=== INPUT FOR THIS TASK ===

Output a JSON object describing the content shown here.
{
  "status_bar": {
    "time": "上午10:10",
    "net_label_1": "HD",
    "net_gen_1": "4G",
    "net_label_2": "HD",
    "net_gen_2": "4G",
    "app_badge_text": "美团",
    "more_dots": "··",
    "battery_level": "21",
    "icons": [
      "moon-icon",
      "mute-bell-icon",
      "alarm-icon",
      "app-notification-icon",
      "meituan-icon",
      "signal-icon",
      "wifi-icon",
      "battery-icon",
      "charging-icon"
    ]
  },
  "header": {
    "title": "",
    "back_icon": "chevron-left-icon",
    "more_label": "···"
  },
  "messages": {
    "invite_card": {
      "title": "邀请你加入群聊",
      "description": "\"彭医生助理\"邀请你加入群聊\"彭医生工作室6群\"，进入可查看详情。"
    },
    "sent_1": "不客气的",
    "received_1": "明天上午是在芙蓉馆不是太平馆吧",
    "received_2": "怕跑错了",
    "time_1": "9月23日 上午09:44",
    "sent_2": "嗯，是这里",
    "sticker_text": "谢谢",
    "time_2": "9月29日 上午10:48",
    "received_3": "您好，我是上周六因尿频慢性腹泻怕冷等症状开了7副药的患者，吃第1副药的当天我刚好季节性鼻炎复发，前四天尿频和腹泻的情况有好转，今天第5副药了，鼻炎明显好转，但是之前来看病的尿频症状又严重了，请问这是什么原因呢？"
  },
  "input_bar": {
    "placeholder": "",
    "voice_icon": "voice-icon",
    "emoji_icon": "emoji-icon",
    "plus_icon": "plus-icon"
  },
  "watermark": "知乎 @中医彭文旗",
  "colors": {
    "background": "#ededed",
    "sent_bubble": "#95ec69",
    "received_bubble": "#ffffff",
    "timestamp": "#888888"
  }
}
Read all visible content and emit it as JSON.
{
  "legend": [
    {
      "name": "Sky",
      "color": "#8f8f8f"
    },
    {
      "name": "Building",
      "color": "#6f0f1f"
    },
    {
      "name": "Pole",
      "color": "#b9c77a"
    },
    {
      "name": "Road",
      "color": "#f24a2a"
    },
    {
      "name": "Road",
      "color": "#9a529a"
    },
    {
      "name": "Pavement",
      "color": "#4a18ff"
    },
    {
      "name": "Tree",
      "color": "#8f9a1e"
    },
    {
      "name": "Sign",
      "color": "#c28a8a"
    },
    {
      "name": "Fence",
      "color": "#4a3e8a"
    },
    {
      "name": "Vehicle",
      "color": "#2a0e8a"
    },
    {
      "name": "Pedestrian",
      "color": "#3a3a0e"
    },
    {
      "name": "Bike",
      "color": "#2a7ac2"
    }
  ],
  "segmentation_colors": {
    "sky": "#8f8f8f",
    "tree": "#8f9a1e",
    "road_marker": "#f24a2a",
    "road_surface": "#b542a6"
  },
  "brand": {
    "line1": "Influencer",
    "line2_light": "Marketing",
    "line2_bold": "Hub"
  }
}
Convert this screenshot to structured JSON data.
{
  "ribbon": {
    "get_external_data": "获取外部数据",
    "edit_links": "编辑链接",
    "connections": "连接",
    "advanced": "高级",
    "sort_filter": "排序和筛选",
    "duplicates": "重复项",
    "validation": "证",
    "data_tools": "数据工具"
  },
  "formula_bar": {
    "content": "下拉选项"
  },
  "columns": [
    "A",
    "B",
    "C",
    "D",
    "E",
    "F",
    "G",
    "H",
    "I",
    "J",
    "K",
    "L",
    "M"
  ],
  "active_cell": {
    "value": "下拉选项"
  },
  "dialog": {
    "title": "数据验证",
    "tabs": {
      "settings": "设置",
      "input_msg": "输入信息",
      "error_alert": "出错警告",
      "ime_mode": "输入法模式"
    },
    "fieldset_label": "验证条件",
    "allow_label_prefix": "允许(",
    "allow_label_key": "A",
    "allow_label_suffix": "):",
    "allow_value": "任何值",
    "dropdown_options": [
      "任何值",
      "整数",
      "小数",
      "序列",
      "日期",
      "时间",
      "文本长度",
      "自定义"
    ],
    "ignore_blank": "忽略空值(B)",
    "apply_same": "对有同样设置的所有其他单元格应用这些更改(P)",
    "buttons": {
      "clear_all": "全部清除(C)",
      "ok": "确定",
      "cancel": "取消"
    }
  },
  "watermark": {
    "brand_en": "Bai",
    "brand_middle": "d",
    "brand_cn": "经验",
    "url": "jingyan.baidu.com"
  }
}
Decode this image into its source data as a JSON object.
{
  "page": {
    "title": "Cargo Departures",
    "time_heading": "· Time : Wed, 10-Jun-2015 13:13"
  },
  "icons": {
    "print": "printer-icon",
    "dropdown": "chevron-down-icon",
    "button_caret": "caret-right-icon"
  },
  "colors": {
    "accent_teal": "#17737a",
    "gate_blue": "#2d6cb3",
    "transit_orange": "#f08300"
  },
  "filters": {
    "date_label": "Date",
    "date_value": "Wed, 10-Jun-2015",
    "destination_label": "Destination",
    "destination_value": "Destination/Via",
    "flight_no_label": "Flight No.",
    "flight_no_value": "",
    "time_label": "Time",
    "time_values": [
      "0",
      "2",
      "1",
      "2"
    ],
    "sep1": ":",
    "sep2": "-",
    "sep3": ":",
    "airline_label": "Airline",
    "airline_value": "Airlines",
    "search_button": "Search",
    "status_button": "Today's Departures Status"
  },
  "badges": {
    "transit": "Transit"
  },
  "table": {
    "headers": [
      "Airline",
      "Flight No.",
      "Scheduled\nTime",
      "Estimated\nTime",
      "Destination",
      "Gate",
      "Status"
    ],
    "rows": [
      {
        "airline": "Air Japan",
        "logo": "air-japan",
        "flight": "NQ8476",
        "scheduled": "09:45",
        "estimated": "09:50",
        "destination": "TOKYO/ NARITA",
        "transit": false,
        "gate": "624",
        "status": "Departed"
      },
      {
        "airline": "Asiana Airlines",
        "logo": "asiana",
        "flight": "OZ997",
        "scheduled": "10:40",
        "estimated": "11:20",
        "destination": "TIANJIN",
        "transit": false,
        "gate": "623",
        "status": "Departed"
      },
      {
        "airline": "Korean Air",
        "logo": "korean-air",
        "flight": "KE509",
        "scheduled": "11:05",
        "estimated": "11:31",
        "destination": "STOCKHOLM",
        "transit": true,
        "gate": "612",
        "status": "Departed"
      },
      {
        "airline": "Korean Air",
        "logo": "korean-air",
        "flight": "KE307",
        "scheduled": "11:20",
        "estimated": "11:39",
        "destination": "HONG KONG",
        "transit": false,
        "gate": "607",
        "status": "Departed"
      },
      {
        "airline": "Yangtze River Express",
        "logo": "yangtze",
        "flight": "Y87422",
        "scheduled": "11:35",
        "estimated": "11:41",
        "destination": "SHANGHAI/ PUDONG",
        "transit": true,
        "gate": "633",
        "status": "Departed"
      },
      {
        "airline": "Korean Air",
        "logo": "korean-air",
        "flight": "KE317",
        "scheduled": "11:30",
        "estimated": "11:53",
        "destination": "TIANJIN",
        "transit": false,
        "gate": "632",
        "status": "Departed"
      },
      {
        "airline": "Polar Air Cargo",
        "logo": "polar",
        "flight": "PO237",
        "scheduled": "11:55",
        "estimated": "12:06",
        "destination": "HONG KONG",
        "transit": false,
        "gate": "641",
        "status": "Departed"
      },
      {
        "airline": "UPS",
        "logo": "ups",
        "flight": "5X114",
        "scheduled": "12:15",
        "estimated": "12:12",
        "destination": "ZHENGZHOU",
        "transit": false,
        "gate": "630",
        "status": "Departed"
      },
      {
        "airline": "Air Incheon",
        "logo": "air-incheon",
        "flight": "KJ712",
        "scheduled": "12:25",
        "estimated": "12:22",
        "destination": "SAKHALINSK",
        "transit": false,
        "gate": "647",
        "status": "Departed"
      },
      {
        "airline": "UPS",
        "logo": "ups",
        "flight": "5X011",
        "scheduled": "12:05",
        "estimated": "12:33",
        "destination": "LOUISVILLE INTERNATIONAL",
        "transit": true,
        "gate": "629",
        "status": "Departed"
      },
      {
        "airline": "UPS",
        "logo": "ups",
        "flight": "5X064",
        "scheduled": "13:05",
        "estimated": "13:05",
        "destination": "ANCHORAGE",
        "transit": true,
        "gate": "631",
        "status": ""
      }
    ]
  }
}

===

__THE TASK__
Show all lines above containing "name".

__PROBLEM SOLUTION__
      "name": "Sky",
      "name": "Building",
      "name": "Pole",
      "name": "Road",
      "name": "Road",
      "name": "Pavement",
      "name": "Tree",
      "name": "Sign",
      "name": "Fence",
      "name": "Vehicle",
      "name": "Pedestrian",
      "name": "Bike",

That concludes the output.